  • Choose the correct redirect type (301 or 302) depending on whether the transfer is permanent or temporary.
  • Make sure you update any internal links pointing to the old location of the page.
  • Minimize redirect chains (for example, redirecting from A to B, then B to C) to prevent any Google penalties or technical issues. Also, long chains of redirects can slow down page load times and confuse search engines. Therefore, implement a direct redirect from the old URL to the new URL (whenever possible).
  • Use redirect plugins or tools (like 301 Redirects) to manage all redirects in one place.
  • It’s always better to keep track of all your 301 and 302 redirects for future reference and maintenance.

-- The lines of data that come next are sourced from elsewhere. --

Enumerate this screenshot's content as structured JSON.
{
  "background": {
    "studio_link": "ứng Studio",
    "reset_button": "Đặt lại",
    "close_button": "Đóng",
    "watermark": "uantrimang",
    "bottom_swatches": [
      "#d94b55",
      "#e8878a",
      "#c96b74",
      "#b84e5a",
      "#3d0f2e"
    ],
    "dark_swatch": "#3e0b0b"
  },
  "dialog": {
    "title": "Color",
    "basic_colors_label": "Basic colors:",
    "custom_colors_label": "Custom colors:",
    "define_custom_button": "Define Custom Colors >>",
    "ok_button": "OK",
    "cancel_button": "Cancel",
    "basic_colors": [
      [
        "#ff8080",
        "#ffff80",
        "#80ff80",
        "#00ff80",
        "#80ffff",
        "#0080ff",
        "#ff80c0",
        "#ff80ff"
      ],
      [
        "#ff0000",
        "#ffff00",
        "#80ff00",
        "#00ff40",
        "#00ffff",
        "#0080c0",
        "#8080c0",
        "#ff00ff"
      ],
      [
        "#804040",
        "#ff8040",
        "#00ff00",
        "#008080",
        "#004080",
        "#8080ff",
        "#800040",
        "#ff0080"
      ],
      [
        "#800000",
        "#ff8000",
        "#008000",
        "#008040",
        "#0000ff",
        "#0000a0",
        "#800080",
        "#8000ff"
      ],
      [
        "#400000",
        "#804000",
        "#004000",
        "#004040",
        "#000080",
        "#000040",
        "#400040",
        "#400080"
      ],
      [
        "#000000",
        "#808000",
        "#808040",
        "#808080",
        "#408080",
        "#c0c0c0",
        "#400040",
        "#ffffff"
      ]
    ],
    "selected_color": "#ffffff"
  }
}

FAQs | 301 and 302 Redirects

Here are some frequently asked questions around 301 and 302 redirects in SEO.

How long can I use a 302 redirect?

This may take a few days to a week, as the 302 redirect is temporary.

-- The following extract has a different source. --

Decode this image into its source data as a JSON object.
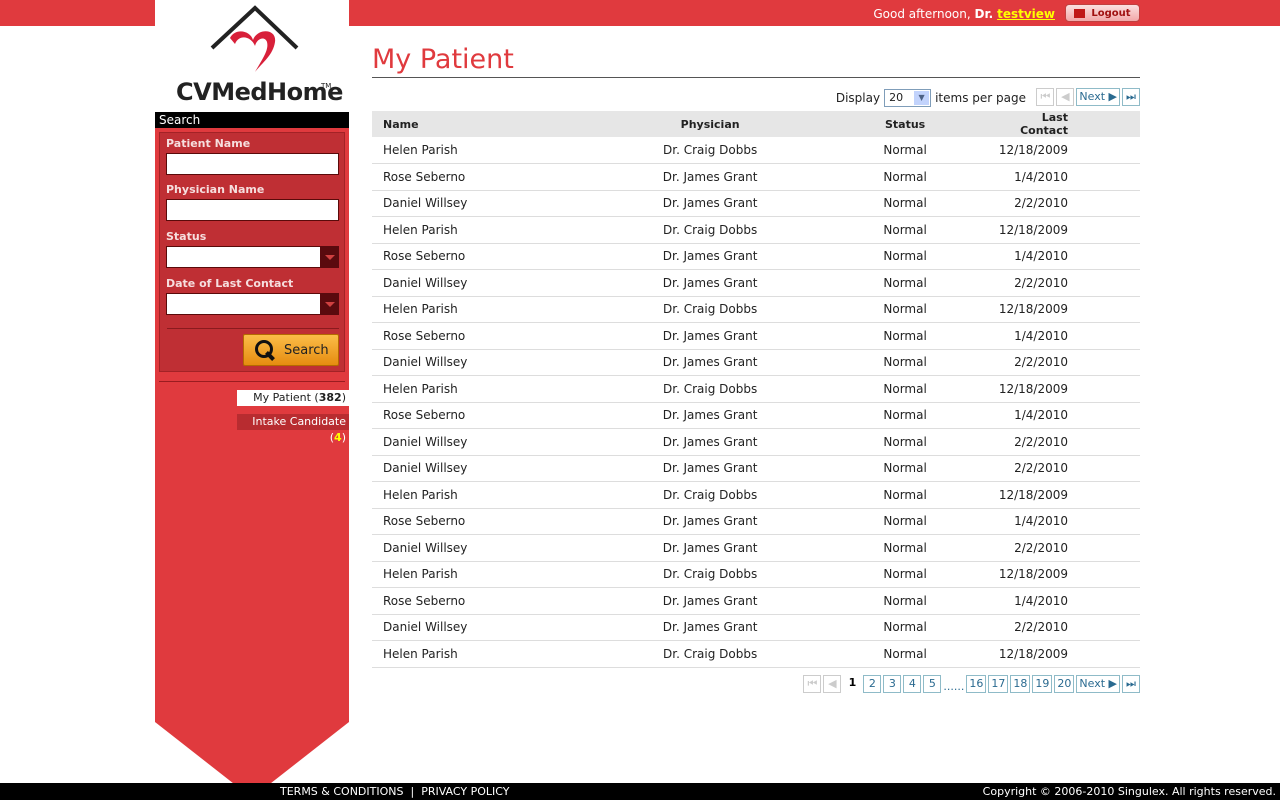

What is the main difference between a 301 and 302 redirect?

Use a 301 redirect when you permanently move a page on your website. Use a 302 redirect when you temporarily want people to visit another page.

Should HTTP to HTTPS redirect be 301 or 302?

If you’ve moved pages from HTTP to a secure version of HTTPS, you should use 301 redirects, as they move your pages permanently.

What are 301 and 302 redirects?

Both are HTTP status codes that indicate that the URL has moved. 301 means permanent; 302 means temporary.

Can I chain redirects (301 to 302 or vice versa)?

Chaining redirects are not recommended, as they can slow down page loading times. Stick to one type of redirect per URL.

Will a 302 redirect hurt my SEO?

No, 302 redirects themselves will not harm your website’s SEO. However, if you use a 302 for a permanent redirect, you will not be sending link juice (i.e. ranking power) to the new page, which can negatively impact your SEO.

Final thoughts 

You need to learn how to effectively implement redirects on your website. Why? Because you may be changing your URLs, migrating to a new domain, or redirecting users to temporary landing pages for specific campaigns.

Once you know when to use 301 and 302 redirects correctly, you unlock a better way to manage your links. So, what are your thoughts on 301 vs 302 redirects? have any questions? Tell us in the comments.

My name is Megha, A computer science student with a passion for digital marketing and SEO, enjoys helping beginners build impressive WordPress websites.

Leave a Comment